═══ THE RECORDS ═══

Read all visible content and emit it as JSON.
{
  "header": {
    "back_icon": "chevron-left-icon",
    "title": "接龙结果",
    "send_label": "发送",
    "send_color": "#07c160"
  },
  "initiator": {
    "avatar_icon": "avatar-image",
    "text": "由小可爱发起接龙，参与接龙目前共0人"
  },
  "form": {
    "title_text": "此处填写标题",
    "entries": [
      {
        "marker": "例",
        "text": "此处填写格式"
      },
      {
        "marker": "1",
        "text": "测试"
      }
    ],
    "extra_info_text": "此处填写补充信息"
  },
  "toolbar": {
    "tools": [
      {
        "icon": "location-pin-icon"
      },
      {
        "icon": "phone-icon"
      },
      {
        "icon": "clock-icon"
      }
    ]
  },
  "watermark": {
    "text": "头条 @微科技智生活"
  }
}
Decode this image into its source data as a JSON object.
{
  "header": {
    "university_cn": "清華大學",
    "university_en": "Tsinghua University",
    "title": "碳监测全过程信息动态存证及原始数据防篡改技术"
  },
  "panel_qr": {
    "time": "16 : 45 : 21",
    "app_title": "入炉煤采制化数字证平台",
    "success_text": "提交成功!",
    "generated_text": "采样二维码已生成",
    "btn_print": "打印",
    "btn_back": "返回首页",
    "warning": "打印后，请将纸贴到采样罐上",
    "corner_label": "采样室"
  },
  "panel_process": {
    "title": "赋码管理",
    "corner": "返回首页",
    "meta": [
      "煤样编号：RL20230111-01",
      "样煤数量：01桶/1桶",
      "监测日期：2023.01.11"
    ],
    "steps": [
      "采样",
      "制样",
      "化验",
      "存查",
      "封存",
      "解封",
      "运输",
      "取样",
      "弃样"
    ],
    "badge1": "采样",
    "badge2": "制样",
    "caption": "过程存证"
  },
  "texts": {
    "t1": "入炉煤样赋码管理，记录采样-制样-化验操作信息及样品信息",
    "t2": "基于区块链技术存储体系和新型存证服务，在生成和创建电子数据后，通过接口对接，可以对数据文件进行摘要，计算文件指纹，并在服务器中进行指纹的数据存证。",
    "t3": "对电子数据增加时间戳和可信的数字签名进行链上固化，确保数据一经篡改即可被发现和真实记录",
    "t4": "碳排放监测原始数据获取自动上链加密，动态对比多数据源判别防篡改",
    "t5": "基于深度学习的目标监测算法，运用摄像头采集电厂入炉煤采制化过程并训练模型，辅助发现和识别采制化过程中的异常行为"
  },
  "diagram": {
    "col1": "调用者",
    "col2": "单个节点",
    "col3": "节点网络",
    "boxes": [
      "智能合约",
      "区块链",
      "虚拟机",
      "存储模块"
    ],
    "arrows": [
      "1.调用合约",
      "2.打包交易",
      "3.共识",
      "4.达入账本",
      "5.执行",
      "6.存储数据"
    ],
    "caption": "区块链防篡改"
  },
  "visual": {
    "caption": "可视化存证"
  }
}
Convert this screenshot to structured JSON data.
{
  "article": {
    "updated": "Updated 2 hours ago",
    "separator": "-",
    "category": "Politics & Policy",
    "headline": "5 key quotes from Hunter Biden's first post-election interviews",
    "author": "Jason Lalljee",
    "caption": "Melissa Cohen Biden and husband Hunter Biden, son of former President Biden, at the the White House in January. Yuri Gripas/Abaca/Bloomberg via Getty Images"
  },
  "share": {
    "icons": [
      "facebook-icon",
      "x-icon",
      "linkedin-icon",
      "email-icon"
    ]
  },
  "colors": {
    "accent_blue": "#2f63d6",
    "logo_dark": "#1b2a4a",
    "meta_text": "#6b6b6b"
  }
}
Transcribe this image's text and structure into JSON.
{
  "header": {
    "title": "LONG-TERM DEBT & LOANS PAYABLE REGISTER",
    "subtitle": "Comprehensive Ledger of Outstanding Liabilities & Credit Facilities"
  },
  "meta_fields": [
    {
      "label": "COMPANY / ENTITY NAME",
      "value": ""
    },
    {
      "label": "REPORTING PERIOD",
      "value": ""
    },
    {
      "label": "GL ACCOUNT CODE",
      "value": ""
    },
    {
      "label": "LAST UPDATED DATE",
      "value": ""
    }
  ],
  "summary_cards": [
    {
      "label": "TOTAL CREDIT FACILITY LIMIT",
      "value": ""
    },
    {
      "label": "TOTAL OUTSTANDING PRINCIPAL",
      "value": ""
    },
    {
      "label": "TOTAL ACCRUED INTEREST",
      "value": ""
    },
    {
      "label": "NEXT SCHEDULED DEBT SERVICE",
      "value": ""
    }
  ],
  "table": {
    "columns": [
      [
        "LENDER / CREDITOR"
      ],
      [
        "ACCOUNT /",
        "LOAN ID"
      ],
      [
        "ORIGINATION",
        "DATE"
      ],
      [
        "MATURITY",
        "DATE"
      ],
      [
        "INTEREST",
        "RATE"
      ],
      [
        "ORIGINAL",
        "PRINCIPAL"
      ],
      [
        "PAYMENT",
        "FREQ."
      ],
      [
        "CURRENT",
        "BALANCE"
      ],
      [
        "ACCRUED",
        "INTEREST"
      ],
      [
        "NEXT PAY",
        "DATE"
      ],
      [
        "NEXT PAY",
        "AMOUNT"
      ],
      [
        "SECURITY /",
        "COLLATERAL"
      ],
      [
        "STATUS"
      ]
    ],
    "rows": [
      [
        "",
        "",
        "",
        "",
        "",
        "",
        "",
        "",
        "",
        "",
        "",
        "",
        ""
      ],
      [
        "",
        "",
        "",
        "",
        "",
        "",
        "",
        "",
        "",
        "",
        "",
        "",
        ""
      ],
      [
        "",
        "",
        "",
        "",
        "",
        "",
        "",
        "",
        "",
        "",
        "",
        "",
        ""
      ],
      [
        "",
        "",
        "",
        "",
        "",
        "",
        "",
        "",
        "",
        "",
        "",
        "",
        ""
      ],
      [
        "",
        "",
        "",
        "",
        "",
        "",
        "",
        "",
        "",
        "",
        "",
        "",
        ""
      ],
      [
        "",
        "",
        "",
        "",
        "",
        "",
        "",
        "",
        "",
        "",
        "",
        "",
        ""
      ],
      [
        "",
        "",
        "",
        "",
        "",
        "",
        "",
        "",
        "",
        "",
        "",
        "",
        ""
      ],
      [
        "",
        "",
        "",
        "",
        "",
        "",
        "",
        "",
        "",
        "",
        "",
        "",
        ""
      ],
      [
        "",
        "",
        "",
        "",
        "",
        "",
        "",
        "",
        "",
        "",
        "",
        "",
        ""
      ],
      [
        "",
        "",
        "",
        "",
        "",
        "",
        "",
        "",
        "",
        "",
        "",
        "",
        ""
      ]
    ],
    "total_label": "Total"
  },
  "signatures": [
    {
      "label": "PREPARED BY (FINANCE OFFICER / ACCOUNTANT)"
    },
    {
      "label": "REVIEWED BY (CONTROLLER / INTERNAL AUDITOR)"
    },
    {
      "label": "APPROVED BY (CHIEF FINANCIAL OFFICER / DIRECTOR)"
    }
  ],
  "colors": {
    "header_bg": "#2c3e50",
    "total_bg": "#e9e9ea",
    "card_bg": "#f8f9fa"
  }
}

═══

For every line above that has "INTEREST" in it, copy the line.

TASK ANSWER
      "label": "TOTAL ACCRUED INTEREST",
        "INTEREST",
        "INTEREST"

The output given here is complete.